by Jeff Bosshardt

 

Just about every one of us has fished a team tournament before. Most of us probably have a partner or maybe two that we mainly fish with. The problems sometimes arise when your partner has a conflict and cannot fish a tournament with you. What do you do now? I believe you have several options.

 

Option #1 don’t fish the tournament. This is not even really an option because this may be one of your favorite lakes and you want to fish it really bad.

 

Option #2  Fish with a family member who rarely ever fishes. Many team circuits allow for one substitute and many times they allow for a family member. This option has cons because you cannot count on this person to do any pre-fishing, catching any fish, and maybe not even netting your fish. If you win, do you split the money with them? That hardly seems fair. After all, you have all the experience, did all the pre-fishing, paid for all the expenses, and will probably catch all the fish. One idea I have for you here is to take a risk and pay the entire entry fee and then if you win, you collect the whole check. I have also paid a “tip” to my partner that is a pre determined amount of money per keeper fish my partner catches if we cash. I get along well with my brother-in-law so this plan works out for us.

 

Option #3 Fish with someone you know to be a decent fisherman, wants to fish with you, and you know him or her well enough to trust them. What I mean by trusting them is that they will not use your spots against you or tell others all about what you are using and fishing. Will you get along well in the boat? Will they prefish and if not, will they pay for expenses? I think that if you do give your spots and techniques to a partner, they should be willing to do the same. Yes, there is politics even in bass fishing. You will need to think long and hard about these issues before deciding whom to fish with because choosing the wrong person could end up costing you more that just one check.
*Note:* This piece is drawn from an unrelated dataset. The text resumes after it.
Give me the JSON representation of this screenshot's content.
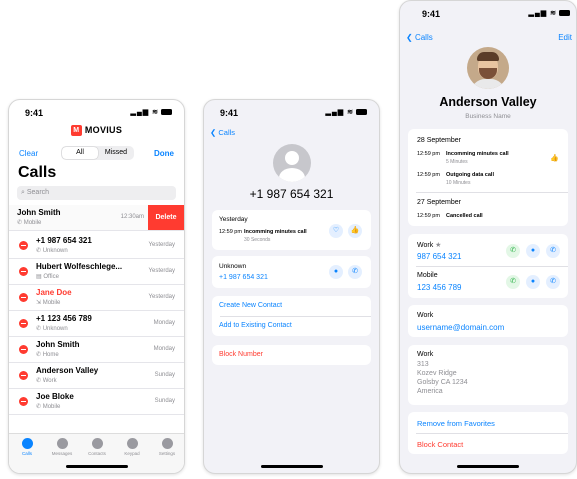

I imagine many of you know what I mean here.

 

Option# 4 if you have sponsors, ask them to fish with you. It can be a great public relations move and it can expose your sponsor to the joys and rigors of what you do when it comes to bass fishing. Make sure they have fun, teach them, and don’t be too bossy.

 

Option #5 Take a kid fishing. I recommend this option only if there is a smaller entry fee and not a lot of pressure. Again, have fun, teach, catch fish, and try not to get upset if they miss a fish or do something wrong. The future of fishing is in their hands and statistics show kids are not fishing as much as they used to. Support programs like Fishing For Life and other causes that focus on kids and fishing.

 

Another related topic when it comes to partner tournaments is not having too many bosses in the boat. On any given tournament one person needs to be the “captain” or take the lead, at least part of the day. You do, however, need to work together. You need to trust each other and be willing to give and take suggestions.

 

Lastly, when it comes to team events, pick your partners wisely. It is good to have a small trustworthy group of people you can share information with. Don’t branch out too much though, for reasons we’ve already discussed. Have fun and don’t take things too seriously. You’re not Kevin Van Dam. I think friendships are more important than fishing and so are faith in God and your family.

 

God Bless and Good Fishing,

Jeff Bosshardt